China-U.S. trade talks look set to turn a crisis into an opportunity
China Plus

Editor's note: This article is an edited translation of a commentary from the Chinese-language "Commentaries on International Affairs" published by China Plus on February 1, 2019.

Two days of high-level economic and trade talks between China and the United States ended in Washington on Thursday. 

During the talks, the two sides discussed thorny issues such as the balance of trade, technology transfers, intellectual property protections and non-tariff barriers. The chief negotiators had candid and constructive discussions and made important progress, including agreeing on the timetable and road map for the next stage of the talks. 

Chinese Vice Premier Liu He speaks during a special session on day 2 of the World Economic Forum in Davos, Switzerland, January 24, 2018. /VCG Photo 

Chinese Vice Premier Liu He speaks during a special session on day 2 of the World Economic Forum in Davos, Switzerland, January 24, 2018. /VCG Photo 

After the talks, U.S. President Donald Trump met with Chinese Vice Premier Liu He, China's lead negotiator, saying that an American delegation headed by Trade Representative Robert Lighthizer and Treasury Secretary Steven Mnuchin would travel to Beijing for a new round of high-level talks after the Chinese New Year holiday. These talks will lay the groundwork for a meeting between the presidents of the two countries.

The positive direction of the latest round of discussions signals that the United States is keen for the talks to get results. It also reflects China's approach of trying to find a way to turn a potential crisis into a valuable opportunity. 

When it joined the World Trade Organization in 2001, many of China's companies faced direct international competition for the first time. Some business people here panicked, seeing domestic enterprises as sheep confronted with the sight of wolves baying at the farm gate. But 17 years later, many domestic firms have flourished, and their international competitiveness has markedly improved.

According to the consensus reached during the trade talks, China will actively work to expand agricultural, energy, manufacturing and services imports from the United States. 

This will benefit American businesses and at the same time offer people in China new opportunities to upgrade their consumption. As for the American request that China carry out structural reforms, these can be carefully considered in light of China's national interests. 

For example, the United States has asked China to increase protection of intellectual property rights and to expand market access. China has already taken steps in this direction, as demonstrated by the proposal currently being considered that would see a system of punitive damages incorporated into national Patent Law.

The inaugural ceremony of Xi'an Intellectual Property Rights Tribunal in Xi'an City, northwest China's Shaanxi Province, February 24, 2018. /‍VCG Photo

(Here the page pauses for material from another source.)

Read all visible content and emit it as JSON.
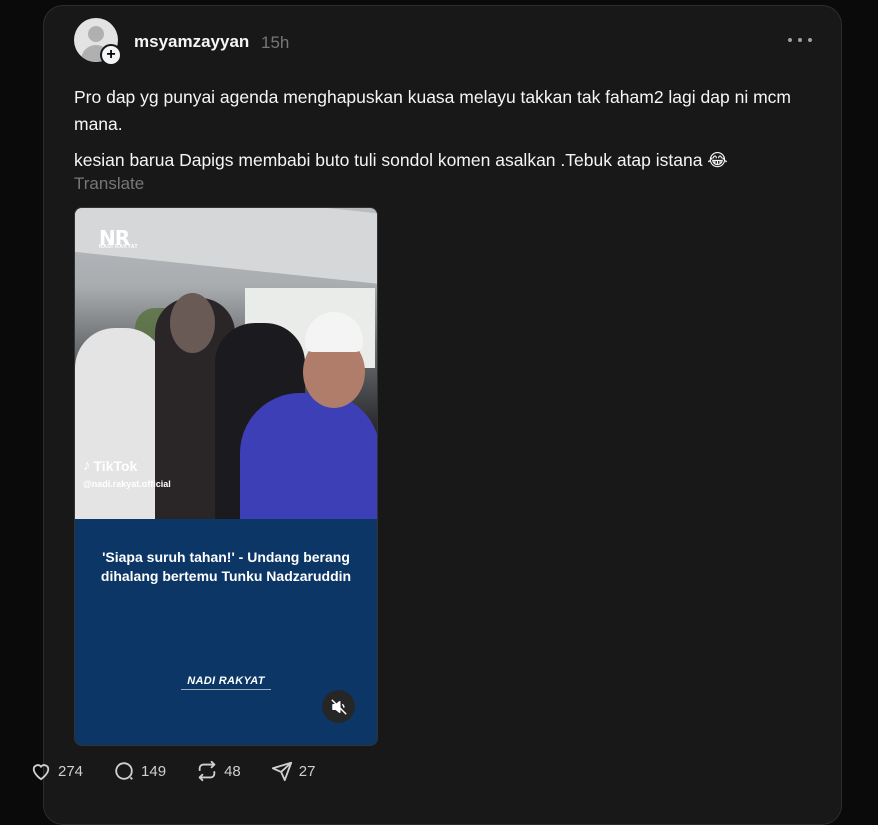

The inaugural ceremony of Xi'an Intellectual Property Rights Tribunal in Xi'an City, northwest China's Shaanxi Province, February 24, 2018. /‍VCG Photo

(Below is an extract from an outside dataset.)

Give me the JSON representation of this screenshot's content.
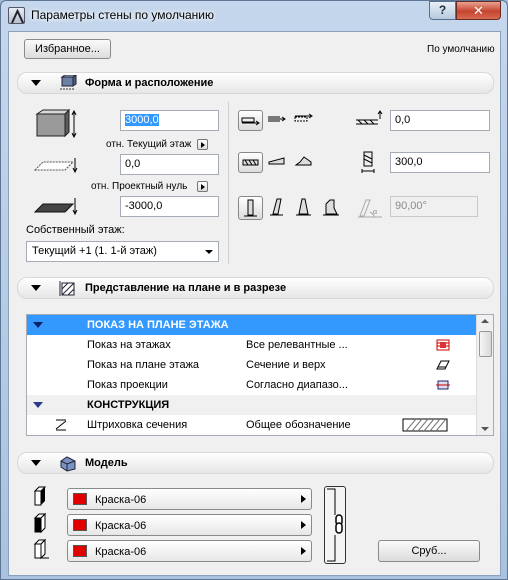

Regardless of whether trade frictions between the two economic powers continue, China will stay along the road towards further reform and opening up. It's undeniable that these trade frictions are putting downward pressure on China's economy. 

But China is determined to ensure that, in the long run, this will be an important period of strategic opportunity. And it's an unavoidable reality that China is a fundamental part of the complex global industrial chain, and that its economic resilience and its huge market are unmatched by other economies.

Progress in the talks is also beneficial for the United States. Since mid-October, it's seen stock prices continue to fluctuate, and the Manufacturing Purchasing Managers' Index slow to a two-year low in December. And the U.S. Congressional Budget Office recently said that if the tariffs imposed by the United States remain at current levels, average annual GDP growth over the next 10 years will be dragged down by 0.1 percentage points.

During this round of consultation, the American side indicated that it will respond seriously to China's concerns. At the same time, both parties believe that it is important to establish an effective two-way enforcement mechanism for any agreement that's reached. Earlier in the negotiations, the United States backpedaled on some of its promises, which is worrying.

The first China International Import Expo held in Shanghai, November 2018. /VCG Photo

The first China International Import Expo held in Shanghai, November 2018. /VCG Photo

The two sides need to be able to trust and respect each other and be consistent in their words and deeds. During this round of consultations, they reached an in-principle agreement on the framework and basic elements of a two-way enforcement mechanism, and look set to hammer out the details in future talks.

Crisis and opportunity often arrive together. A crisis can deliver strife, but it can also become an opportunity to drive forward positive change. If China and the United States continue to make a concerted effort, they will be able to find new opportunities to work towards a mutually beneficial outcome.

(If you want to contribute and have specific expertise, please contact us at opinions@cgtn.com.)